The Routledge Interdisciplinary Perspectives on Biblical Criticism (RIPBC) series features volumes that engage substantially with Biblical literature from perspectives not traditionally associated with Biblical studies. This series aims at employing the best tools, theories, and insights from the sciences, philosophy, and beyond to yield fresh and demonstrable insights from the Biblical texts and from Biblical criticism itself.
Volumes in this series will typically have a dual emphasis between a field of study and Biblical scholarship, and accomplish at least one of the following:
Human Agency and Divine Will The Book of Genesis
Thinking Sex with the Great Whore Deviant Sexualities and Empire in the Book of Revelation
By Charlotte Katzoff
April 29, 2022
This book explores the conjuncture of human agency and divine volition in the biblical narrative – sometimes referred to as "double causality." A commonly held view has it that the biblical narrative shows human action to be determined by divine will. Yet, when reading the biblical narrative we are...
By Luis Menéndez-Antuña
April 11, 2018
Many scholars in Biblical and Revelation studies have written at length about the imperial and patriarchal implications of the figure of the Whore of Babylon. However, much of the focus has been on the links to the Roman Empire and ancient attitudes towards gender. This book adds another layer to ...
By Dru Johnson
July 20, 2017
Epistemology and Biblical Theology pursues a coherent theory of knowledge as described across the Pentateuch and Mark's Gospel. As a work from the emerging field of philosophical criticism, this volume explores in each biblical text both narrative and paraenesis to assess what theory of knowledge ...
By Julián Andrés González Holguín
July 13, 2017
The Genesis story of Cain’s murder of Abel is often told as a simplistic contrast between the innocence of Abel and the evil of Cain. This book subverts that reading of the Biblical text by utilising Giorgio Agamben’s concepts of homo sacer, the state of exception and the idea of sovereignty to ...
By Adriane Leveen
June 15, 2017
Throughout the Hebrew Bible, strangers are indispensable to the formation of a collective Israelite identity. Encounters between the Israelites and their neighbors are among the most urgent matters explored in biblical narratives, yet relatively little scholarly attention has been paid to them. ...
By Linda Joelsson
December 01, 2016
The concept of death, particularly violent death, is prevalent throughout the writings of Paul the Apostle. His letters in the New Testament address this topic from a variety of perspectives, some of which can appear to be almost contradictory. However, this need not be problematic. Paul and Death ...

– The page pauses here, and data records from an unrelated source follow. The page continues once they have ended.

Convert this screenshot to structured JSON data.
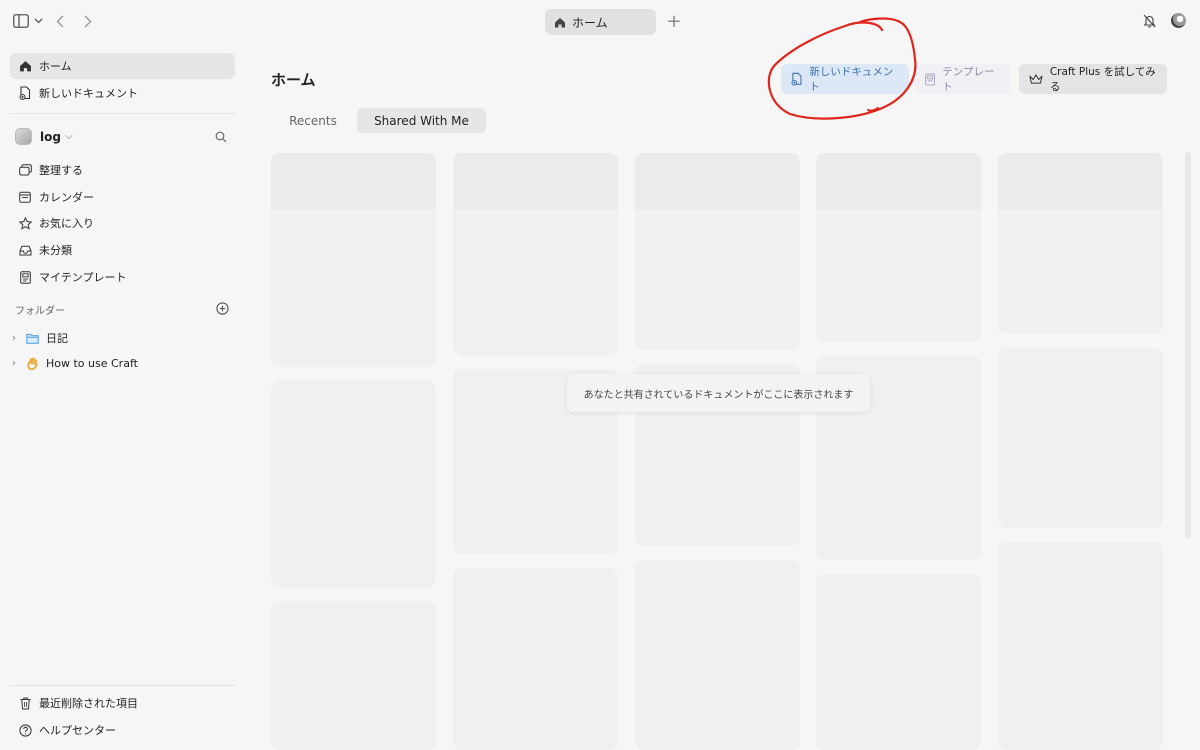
{
  "topbar": {
    "tab_label": "ホーム",
    "icons": [
      "sidebar-toggle-icon",
      "chevron-down-icon",
      "back-arrow-icon",
      "forward-arrow-icon",
      "house-icon",
      "plus-icon",
      "bell-slash-icon",
      "avatar"
    ]
  },
  "sidebar": {
    "top_items": [
      {
        "label": "ホーム",
        "icon": "house-icon",
        "active": true
      },
      {
        "label": "新しいドキュメント",
        "icon": "new-document-icon"
      }
    ],
    "workspace": {
      "name": "log"
    },
    "nav_items": [
      {
        "label": "整理する",
        "icon": "organize-icon"
      },
      {
        "label": "カレンダー",
        "icon": "calendar-icon"
      },
      {
        "label": "お気に入り",
        "icon": "star-icon"
      },
      {
        "label": "未分類",
        "icon": "inbox-icon"
      },
      {
        "label": "マイテンプレート",
        "icon": "template-icon"
      }
    ],
    "folders_label": "フォルダー",
    "folders": [
      {
        "label": "日記",
        "icon": "folder-icon"
      },
      {
        "label": "How to use Craft",
        "icon": "waving-hand-icon"
      }
    ],
    "bottom_items": [
      {
        "label": "最近削除された項目",
        "icon": "trash-icon"
      },
      {
        "label": "ヘルプセンター",
        "icon": "help-icon"
      }
    ]
  },
  "main": {
    "title": "ホーム",
    "buttons": {
      "new_document": "新しいドキュメント",
      "templates": "テンプレート",
      "craft_plus": "Craft Plus を試してみる"
    },
    "tabs": [
      {
        "label": "Recents",
        "active": false
      },
      {
        "label": "Shared With Me",
        "active": true
      }
    ],
    "empty_message": "あなたと共有されているドキュメントがここに表示されます"
  },
  "colors": {
    "accent_blue": "#3b6fb0",
    "annotation_red": "#e0261b",
    "background": "#f6f6f7"
  }
}
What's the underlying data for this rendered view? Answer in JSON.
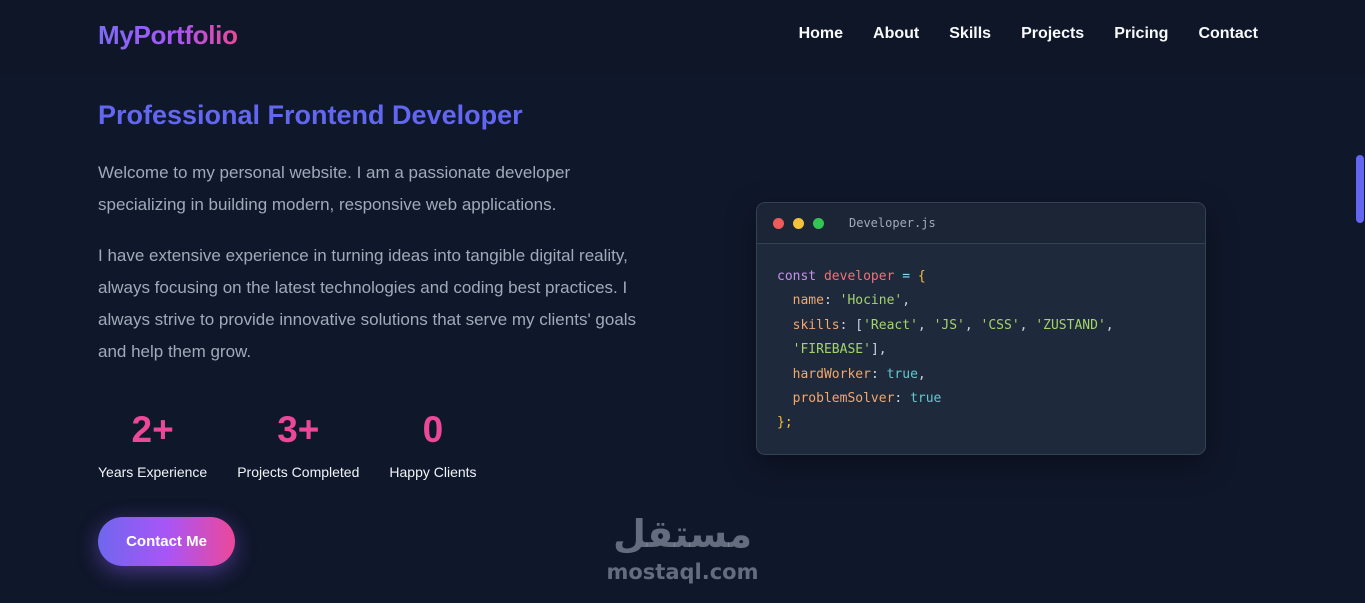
{
  "header": {
    "logo": "MyPortfolio",
    "nav": [
      {
        "label": "Home"
      },
      {
        "label": "About"
      },
      {
        "label": "Skills"
      },
      {
        "label": "Projects"
      },
      {
        "label": "Pricing"
      },
      {
        "label": "Contact"
      }
    ]
  },
  "hero": {
    "title": "Professional Frontend Developer",
    "paragraph1": "Welcome to my personal website. I am a passionate developer specializing in building modern, responsive web applications.",
    "paragraph2": "I have extensive experience in turning ideas into tangible digital reality, always focusing on the latest technologies and coding best practices. I always strive to provide innovative solutions that serve my clients' goals and help them grow.",
    "stats": [
      {
        "value": "2+",
        "label": "Years Experience"
      },
      {
        "value": "3+",
        "label": "Projects Completed"
      },
      {
        "value": "0",
        "label": "Happy Clients"
      }
    ],
    "contact_button": "Contact Me"
  },
  "code_window": {
    "filename": "Developer.js",
    "keyword": "const",
    "variable": "developer",
    "operator": "=",
    "open_brace": "{",
    "close_brace": "};",
    "name_key": "name",
    "name_value": "'Hocine'",
    "skills_key": "skills",
    "skills": [
      "'React'",
      "'JS'",
      "'CSS'",
      "'ZUSTAND'",
      "'FIREBASE'"
    ],
    "hardworker_key": "hardWorker",
    "hardworker_value": "true",
    "problemsolver_key": "problemSolver",
    "problemsolver_value": "true"
  },
  "watermark": {
    "arabic": "مستقل",
    "latin": "mostaql.com"
  },
  "colors": {
    "background": "#0f172a",
    "accent_indigo": "#6366f1",
    "accent_pink": "#ec4899",
    "accent_purple": "#a855f7"
  }
}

By Amy Kalmanofsky
November 08, 2016
Though the Hebrew Bible often reflects and constructs a world that privileges men, many of its narratives play extensively with the gender norms of the society in which they were written. Drawing from feminist, masculinity and queer studies, Gender-Play in the Hebrew Bible uses close literary ...